▶ **RECORDS SHOWN**
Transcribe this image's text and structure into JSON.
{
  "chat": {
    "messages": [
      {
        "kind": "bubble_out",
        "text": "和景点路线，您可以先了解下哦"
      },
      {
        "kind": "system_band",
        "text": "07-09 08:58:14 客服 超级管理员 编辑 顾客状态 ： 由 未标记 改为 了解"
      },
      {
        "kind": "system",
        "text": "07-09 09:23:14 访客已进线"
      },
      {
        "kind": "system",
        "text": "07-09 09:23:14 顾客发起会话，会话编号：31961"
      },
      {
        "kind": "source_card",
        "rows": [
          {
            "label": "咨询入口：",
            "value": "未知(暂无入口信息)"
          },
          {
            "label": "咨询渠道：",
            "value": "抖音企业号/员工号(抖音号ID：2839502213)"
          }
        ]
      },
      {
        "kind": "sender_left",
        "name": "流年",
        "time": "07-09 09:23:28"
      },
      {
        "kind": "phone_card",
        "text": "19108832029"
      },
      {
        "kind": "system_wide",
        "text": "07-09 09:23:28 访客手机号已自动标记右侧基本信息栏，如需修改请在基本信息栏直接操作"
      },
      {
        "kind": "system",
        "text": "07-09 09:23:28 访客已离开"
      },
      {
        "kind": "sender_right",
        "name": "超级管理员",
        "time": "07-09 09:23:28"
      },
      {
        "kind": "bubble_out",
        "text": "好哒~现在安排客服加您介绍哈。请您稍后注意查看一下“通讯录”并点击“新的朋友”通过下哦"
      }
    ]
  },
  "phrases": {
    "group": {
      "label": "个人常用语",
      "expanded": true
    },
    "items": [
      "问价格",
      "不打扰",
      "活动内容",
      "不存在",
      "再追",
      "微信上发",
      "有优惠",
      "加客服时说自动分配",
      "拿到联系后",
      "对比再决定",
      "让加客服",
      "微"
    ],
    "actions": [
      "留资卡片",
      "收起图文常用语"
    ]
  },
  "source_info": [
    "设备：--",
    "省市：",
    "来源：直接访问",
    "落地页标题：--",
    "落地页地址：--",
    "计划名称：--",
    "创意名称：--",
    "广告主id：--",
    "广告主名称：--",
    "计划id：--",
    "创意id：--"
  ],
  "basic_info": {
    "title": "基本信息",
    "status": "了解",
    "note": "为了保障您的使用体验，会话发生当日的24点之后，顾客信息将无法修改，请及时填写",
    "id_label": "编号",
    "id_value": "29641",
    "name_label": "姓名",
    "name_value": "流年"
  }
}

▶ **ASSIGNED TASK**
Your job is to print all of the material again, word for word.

▶ **YOUR RESPONSE**
Transcribe this image's text and structure into JSON.
{
  "chat": {
    "messages": [
      {
        "kind": "bubble_out",
        "text": "和景点路线，您可以先了解下哦"
      },
      {
        "kind": "system_band",
        "text": "07-09 08:58:14 客服 超级管理员 编辑 顾客状态 ： 由 未标记 改为 了解"
      },
      {
        "kind": "system",
        "text": "07-09 09:23:14 访客已进线"
      },
      {
        "kind": "system",
        "text": "07-09 09:23:14 顾客发起会话，会话编号：31961"
      },
      {
        "kind": "source_card",
        "rows": [
          {
            "label": "咨询入口：",
            "value": "未知(暂无入口信息)"
          },
          {
            "label": "咨询渠道：",
            "value": "抖音企业号/员工号(抖音号ID：2839502213)"
          }
        ]
      },
      {
        "kind": "sender_left",
        "name": "流年",
        "time": "07-09 09:23:28"
      },
      {
        "kind": "phone_card",
        "text": "19108832029"
      },
      {
        "kind": "system_wide",
        "text": "07-09 09:23:28 访客手机号已自动标记右侧基本信息栏，如需修改请在基本信息栏直接操作"
      },
      {
        "kind": "system",
        "text": "07-09 09:23:28 访客已离开"
      },
      {
        "kind": "sender_right",
        "name": "超级管理员",
        "time": "07-09 09:23:28"
      },
      {
        "kind": "bubble_out",
        "text": "好哒~现在安排客服加您介绍哈。请您稍后注意查看一下“通讯录”并点击“新的朋友”通过下哦"
      }
    ]
  },
  "phrases": {
    "group": {
      "label": "个人常用语",
      "expanded": true
    },
    "items": [
      "问价格",
      "不打扰",
      "活动内容",
      "不存在",
      "再追",
      "微信上发",
      "有优惠",
      "加客服时说自动分配",
      "拿到联系后",
      "对比再决定",
      "让加客服",
      "微"
    ],
    "actions": [
      "留资卡片",
      "收起图文常用语"
    ]
  },
  "source_info": [
    "设备：--",
    "省市：",
    "来源：直接访问",
    "落地页标题：--",
    "落地页地址：--",
    "计划名称：--",
    "创意名称：--",
    "广告主id：--",
    "广告主名称：--",
    "计划id：--",
    "创意id：--"
  ],
  "basic_info": {
    "title": "基本信息",
    "status": "了解",
    "note": "为了保障您的使用体验，会话发生当日的24点之后，顾客信息将无法修改，请及时填写",
    "id_label": "编号",
    "id_value": "29641",
    "name_label": "姓名",
    "name_value": "流年"
  }
}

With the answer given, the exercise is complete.